The crisis in Canada’s oil patch is threatening to stall efforts by the Bank of Canada to get its key interest rate back up to a more normal level.
As widely expected, the central bank kept its key rate unchanged at 1.75 per cent on Wednesday after five rate increases since mid-2017.
Governor Stephen Poloz and his central bank colleagues pointed to a clutch of negatives now weighing on the Canadian economy that could slow the pace of future rate hikes, including the steep price discount on Canadian crude, uncertainty hanging over business investment and the U.S.-China trade showdown. The bank also highlighted the possibility that the economy could still grow more rapidly without sparking inflation.
“The persistence of the oil price shock, the evolution of business investments and the bank’s assessment of the economy’s capacity will also factor into our decisions about the future stance of monetary policy,” the bank said in statement on the rate announcement.
The Canadian dollar was down more than half a cent in midday trading following the announcement amid fading expectations that the bank will hike again in January.
It isn’t quite a “mea culpa or a 180-degree turn,” but Mr. Poloz is definitely trying to “walk back” the rate-hike expectations he planted just six weeks ago, said David Rosenberg, chief economist and strategist at Gluskin Sheff in Toronto.
The Bank of Canada isn’t likely to stop raising rates because of the oil price slump, but it appears to be in less of a rush than it was, Toronto-Dominion Bank economist Brian DePratto said in a research note.
“While everything points to a January hike being off the table, the path thereafter is less clear,” he said.
Mr. Poloz will have a chance to clarify the bank’s thinking when he delivers a speech in Toronto Thursday.
The Bank of Canada’s new tone could affect both the pace and the eventual high point for the bank’s key interest rate. Before Wednesday, investors had priced in a roughly 64-per-cent chance that the central bank would hike by a quarter of a percentage point on Jan. 9, when it releases its next set of forecasts. Economists had expected up to three rate increases in 2019.
Trouble in the oil patch has apparently disrupted that narrative. The Bank of Canada said the oil price shock and Alberta’s decision this week to curb production means “activity in Canada’s energy sector will likely be materially weaker than expected.”
A January hike is now dependent on “much better economic data for October” plus an oil production cut from the Organization of the Petroleum Exporting Countries, CIBC chief economist Avery Shenfeld said in a research note.

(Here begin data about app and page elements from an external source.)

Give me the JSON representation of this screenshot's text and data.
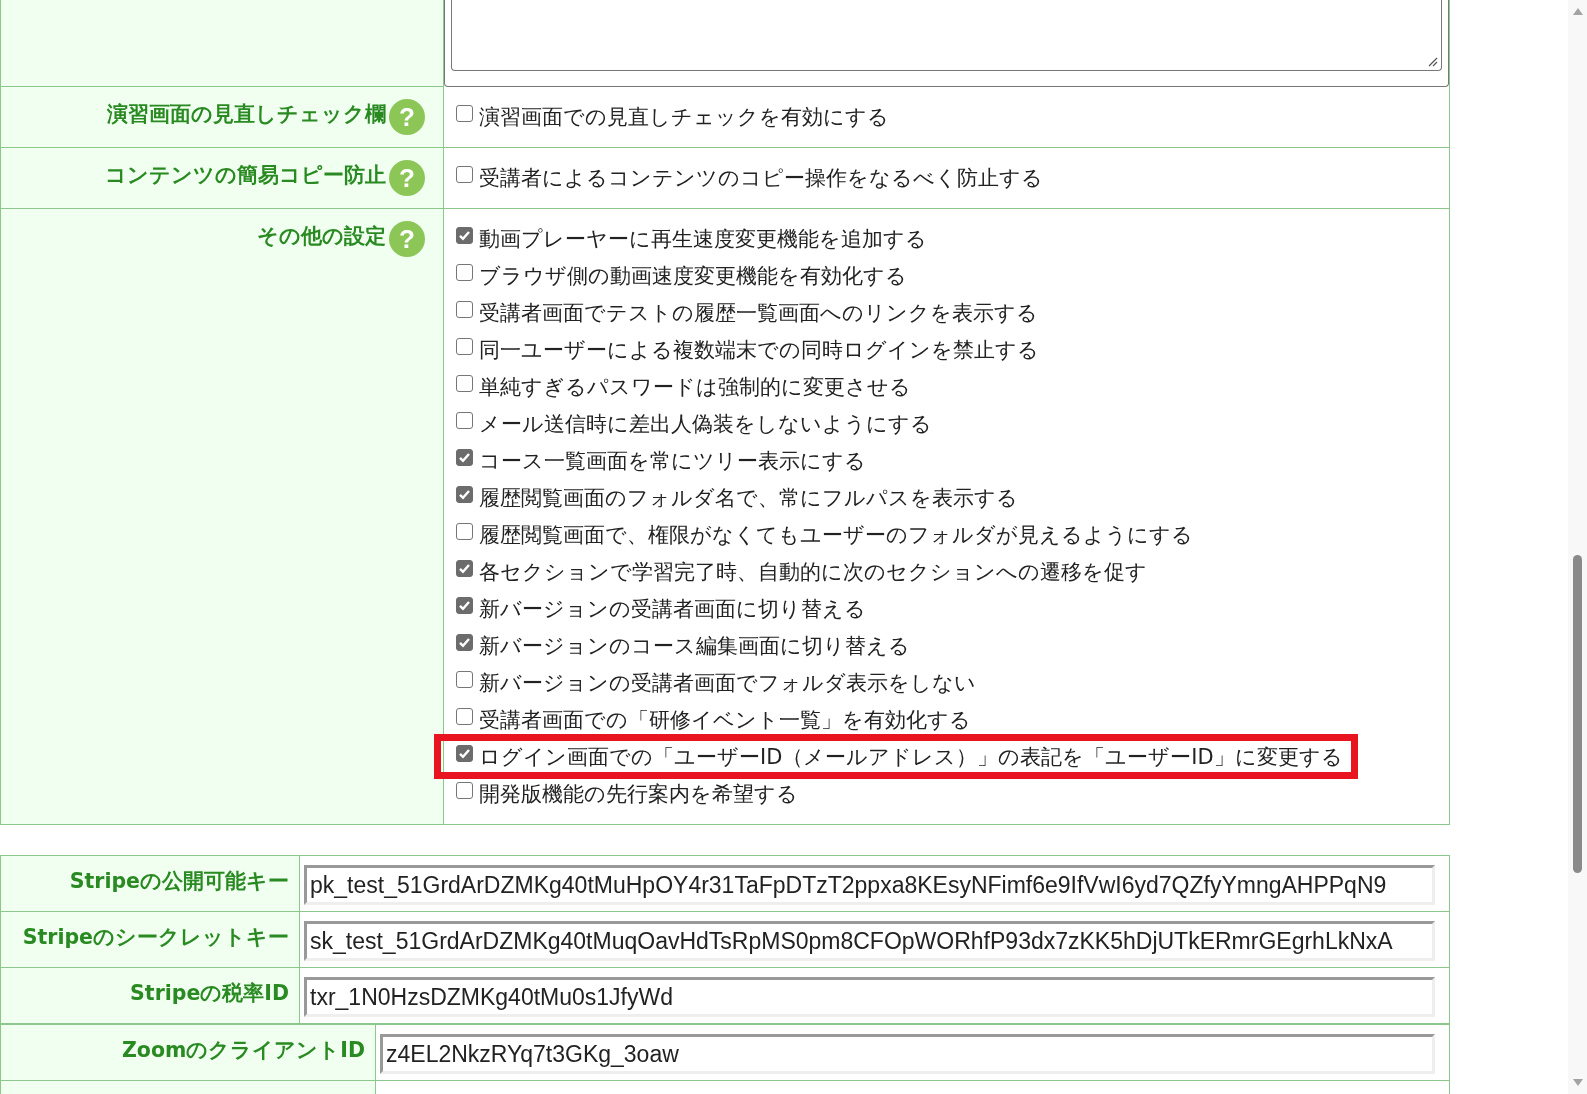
{
  "settings": [
    {
      "kind": "textarea"
    },
    {
      "kind": "checks",
      "label": "演習画面の見直しチェック欄",
      "help": "?",
      "options": [
        {
          "text": "演習画面での見直しチェックを有効にする",
          "checked": false,
          "highlighted": false
        }
      ]
    },
    {
      "kind": "checks",
      "label": "コンテンツの簡易コピー防止",
      "help": "?",
      "options": [
        {
          "text": "受講者によるコンテンツのコピー操作をなるべく防止する",
          "checked": false,
          "highlighted": false
        }
      ]
    },
    {
      "kind": "checks",
      "label": "その他の設定",
      "help": "?",
      "options": [
        {
          "text": "動画プレーヤーに再生速度変更機能を追加する",
          "checked": true,
          "highlighted": false
        },
        {
          "text": "ブラウザ側の動画速度変更機能を有効化する",
          "checked": false,
          "highlighted": false
        },
        {
          "text": "受講者画面でテストの履歴一覧画面へのリンクを表示する",
          "checked": false,
          "highlighted": false
        },
        {
          "text": "同一ユーザーによる複数端末での同時ログインを禁止する",
          "checked": false,
          "highlighted": false
        },
        {
          "text": "単純すぎるパスワードは強制的に変更させる",
          "checked": false,
          "highlighted": false
        },
        {
          "text": "メール送信時に差出人偽装をしないようにする",
          "checked": false,
          "highlighted": false
        },
        {
          "text": "コース一覧画面を常にツリー表示にする",
          "checked": true,
          "highlighted": false
        },
        {
          "text": "履歴閲覧画面のフォルダ名で、常にフルパスを表示する",
          "checked": true,
          "highlighted": false
        },
        {
          "text": "履歴閲覧画面で、権限がなくてもユーザーのフォルダが見えるようにする",
          "checked": false,
          "highlighted": false
        },
        {
          "text": "各セクションで学習完了時、自動的に次のセクションへの遷移を促す",
          "checked": true,
          "highlighted": false
        },
        {
          "text": "新バージョンの受講者画面に切り替える",
          "checked": true,
          "highlighted": false
        },
        {
          "text": "新バージョンのコース編集画面に切り替える",
          "checked": true,
          "highlighted": false
        },
        {
          "text": "新バージョンの受講者画面でフォルダ表示をしない",
          "checked": false,
          "highlighted": false
        },
        {
          "text": "受講者画面での「研修イベント一覧」を有効化する",
          "checked": false,
          "highlighted": false
        },
        {
          "text": "ログイン画面での「ユーザーID（メールアドレス）」の表記を「ユーザーID」に変更する",
          "checked": true,
          "highlighted": true
        },
        {
          "text": "開発版機能の先行案内を希望する",
          "checked": false,
          "highlighted": false
        }
      ]
    }
  ],
  "key_tables": [
    {
      "rows": [
        {
          "label": "Stripeの公開可能キー",
          "value": "pk_test_51GrdArDZMKg40tMuHpOY4r31TaFpDTzT2ppxa8KEsyNFimf6e9IfVwI6yd7QZfyYmngAHPPqN9"
        },
        {
          "label": "Stripeのシークレットキー",
          "value": "sk_test_51GrdArDZMKg40tMuqOavHdTsRpMS0pm8CFOpWORhfP93dx7zKK5hDjUTkERmrGEgrhLkNxA"
        },
        {
          "label": "Stripeの税率ID",
          "value": "txr_1N0HzsDZMKg40tMu0s1JfyWd"
        }
      ]
    },
    {
      "rows": [
        {
          "label": "ZoomのクライアントID",
          "value": "z4EL2NkzRYq7t3GKg_3oaw"
        }
      ]
    }
  ]
}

Heavy crude from the Alberta and Saskatchewan oil sands has been selling at near record-low levels in recent weeks amid a widening price gap with the North American oil benchmark, West Texas Intermediate. The price of heavy crude, which had tumbled to less than US$15 a barrel, has since bounced back to more than US$28 a barrel. But transportation bottlenecks and high inventories remain a serious problem for the Canadian industry.
The Bank of Canada had previously said it was on a course to raise its rate to what’s called a neutral level – where it is neither spurring economic activity, nor slowing it down. The bank has estimated that its neutral rate is between 2.5 per cent and 3.5 per cent.
Many economists assumed that neutral was probably the midway point of 3 per cent, but after a recent speech in Britain, Mr. Poloz suggested that neutral is a moving target. The neutral rate, he told reporters, is “sufficiently uncertain” and “in principle, movable.”
“All we know is that as we get closer to it, whatever it is, we’ll begin to see signs that we’re no longer stimulating demand,” he explained at the time.
The bank may be leaning toward the lower end of its range, rather than the middle. The statement pointed out that recent “downward historical revisions by Statistics Canada to GDP, together with recent macroeconomic developments, indicate there may be more room for non-inflationary growth.”
Beyond oil and global trade, the Bank of Canada said the economy has been evolving pretty much as expected. Inflation is on target, the housing market is cooling down and business investment outside the oil patch is poised to strengthen.